Patrick Coleman's writing has appeared in Hobart, ZYZZYVA, Zócalo Public Square, the Black Warrior Review, and the Utne Reader, among others. His debut poetry collection, Fire Season (forthcoming from Tupelo Press) won the 2015 Berkshire Prize. Coleman also edited and contributed to The Art of Music, an exhibition catalogue on the relationship between visual arts and music (Yale University Press with the San Diego Museum of Art, October 27, 2015). He earned an MFA from Indiana University and a BA from the University of California Irvine. He lives in Ramona, California and works at the Arthur C. Clarke Center for Human Imagination at UC San Diego.
“The story of a very mortal and bemused former pastor turned private detective, The Churchgoer faithfully partakes of a California noir that will win over fans of the genre and make quite a few converts, too. It is, above all, the arrival on the scene of an excellent new talent in Patrick Coleman.”
— Joshua Ferris, author of Then We Came to the End and The Dinner Party
“Nothing is sacred in Patrick Coleman’s utterly original debut -- not religion, not faith, not love, not family -- all of it can be lost at a moment’s notice.
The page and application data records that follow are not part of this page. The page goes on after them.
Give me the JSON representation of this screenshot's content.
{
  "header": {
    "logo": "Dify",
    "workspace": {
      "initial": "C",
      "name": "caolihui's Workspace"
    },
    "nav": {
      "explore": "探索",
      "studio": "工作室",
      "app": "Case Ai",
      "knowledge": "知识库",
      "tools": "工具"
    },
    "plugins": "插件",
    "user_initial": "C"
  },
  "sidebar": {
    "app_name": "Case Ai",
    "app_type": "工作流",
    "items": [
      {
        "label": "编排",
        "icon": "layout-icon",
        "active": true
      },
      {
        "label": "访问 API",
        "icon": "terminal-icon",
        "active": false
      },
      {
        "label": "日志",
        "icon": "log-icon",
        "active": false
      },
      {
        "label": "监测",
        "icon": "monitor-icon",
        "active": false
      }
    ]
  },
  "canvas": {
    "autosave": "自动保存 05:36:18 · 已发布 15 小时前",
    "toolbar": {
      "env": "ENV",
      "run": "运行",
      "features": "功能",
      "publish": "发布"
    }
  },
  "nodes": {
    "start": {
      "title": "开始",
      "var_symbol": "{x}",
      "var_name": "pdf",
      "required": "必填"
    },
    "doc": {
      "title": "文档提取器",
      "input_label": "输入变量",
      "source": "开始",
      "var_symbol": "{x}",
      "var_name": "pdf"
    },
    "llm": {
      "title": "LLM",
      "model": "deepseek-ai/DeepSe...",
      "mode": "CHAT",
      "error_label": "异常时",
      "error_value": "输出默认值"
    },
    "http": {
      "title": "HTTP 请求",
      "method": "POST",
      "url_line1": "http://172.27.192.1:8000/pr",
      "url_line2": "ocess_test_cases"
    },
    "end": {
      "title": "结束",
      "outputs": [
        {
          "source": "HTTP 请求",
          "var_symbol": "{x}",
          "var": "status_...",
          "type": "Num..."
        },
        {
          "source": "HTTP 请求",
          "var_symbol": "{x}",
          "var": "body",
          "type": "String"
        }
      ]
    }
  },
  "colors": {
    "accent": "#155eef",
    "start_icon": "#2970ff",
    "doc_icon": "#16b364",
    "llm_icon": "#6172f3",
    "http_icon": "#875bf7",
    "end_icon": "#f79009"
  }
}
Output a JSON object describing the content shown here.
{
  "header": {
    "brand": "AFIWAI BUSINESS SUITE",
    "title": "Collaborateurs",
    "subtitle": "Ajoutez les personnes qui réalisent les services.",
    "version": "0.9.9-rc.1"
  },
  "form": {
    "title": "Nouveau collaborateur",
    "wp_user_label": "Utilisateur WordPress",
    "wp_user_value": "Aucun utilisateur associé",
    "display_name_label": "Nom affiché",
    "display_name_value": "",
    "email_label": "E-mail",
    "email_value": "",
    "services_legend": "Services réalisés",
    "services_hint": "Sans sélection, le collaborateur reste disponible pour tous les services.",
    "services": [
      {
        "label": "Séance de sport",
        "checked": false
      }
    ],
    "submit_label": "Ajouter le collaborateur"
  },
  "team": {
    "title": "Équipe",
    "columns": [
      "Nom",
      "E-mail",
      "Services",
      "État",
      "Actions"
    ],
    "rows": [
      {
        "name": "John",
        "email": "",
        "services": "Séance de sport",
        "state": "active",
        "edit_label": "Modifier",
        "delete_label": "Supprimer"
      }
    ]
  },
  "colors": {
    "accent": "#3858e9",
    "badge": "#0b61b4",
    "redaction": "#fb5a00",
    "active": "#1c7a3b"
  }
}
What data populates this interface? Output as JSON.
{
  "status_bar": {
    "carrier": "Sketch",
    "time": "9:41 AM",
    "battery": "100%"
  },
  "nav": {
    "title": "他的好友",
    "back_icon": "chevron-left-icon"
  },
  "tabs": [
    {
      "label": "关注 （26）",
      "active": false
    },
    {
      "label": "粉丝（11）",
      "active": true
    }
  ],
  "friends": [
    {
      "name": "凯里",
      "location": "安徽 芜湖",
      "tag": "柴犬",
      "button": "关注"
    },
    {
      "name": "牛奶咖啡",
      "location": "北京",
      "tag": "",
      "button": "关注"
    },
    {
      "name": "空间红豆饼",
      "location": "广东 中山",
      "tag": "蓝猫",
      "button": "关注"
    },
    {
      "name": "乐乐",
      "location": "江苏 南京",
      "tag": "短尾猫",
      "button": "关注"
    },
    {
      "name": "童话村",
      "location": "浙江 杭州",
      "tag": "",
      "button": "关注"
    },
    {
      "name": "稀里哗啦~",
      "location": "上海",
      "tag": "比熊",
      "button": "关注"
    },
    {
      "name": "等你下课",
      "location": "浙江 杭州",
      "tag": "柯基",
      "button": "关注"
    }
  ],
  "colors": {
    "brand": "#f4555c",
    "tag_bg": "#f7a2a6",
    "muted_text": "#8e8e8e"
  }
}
The one thing left standing in Coleman’s sun-bleached noir is hope, even for a cast of characters who are never quite what they seem. (And if hope fails, a little violence might do the trick.) This is pulp-fiction of a higher order, and maybe of a higher calling, the world of God and man clashing in a California beach town as unglamorous as the people who live in it, like if Kem Nunn found religion and then lost it, just as quick.”
— New York Times bestselling Tod Goldberg, author of Gansterland and the Burn Notice series
“readers will be curious to see what the author does next.”
— Publishers Weekly
With a palpable nod to Raymond Chandler, this forceful mystery is an exploration of religion, responsibility, and the inverted forces at play in the modern world.
— Crime Reads most anticipated summer reads
“Coleman’s book reads like a tribute to California noir, but there’s nothing worn or derivative about it. The Churchgoer is a wonderful debut novel from a writer with more than a few tricks up his sleeve.”
— Los Angeles Times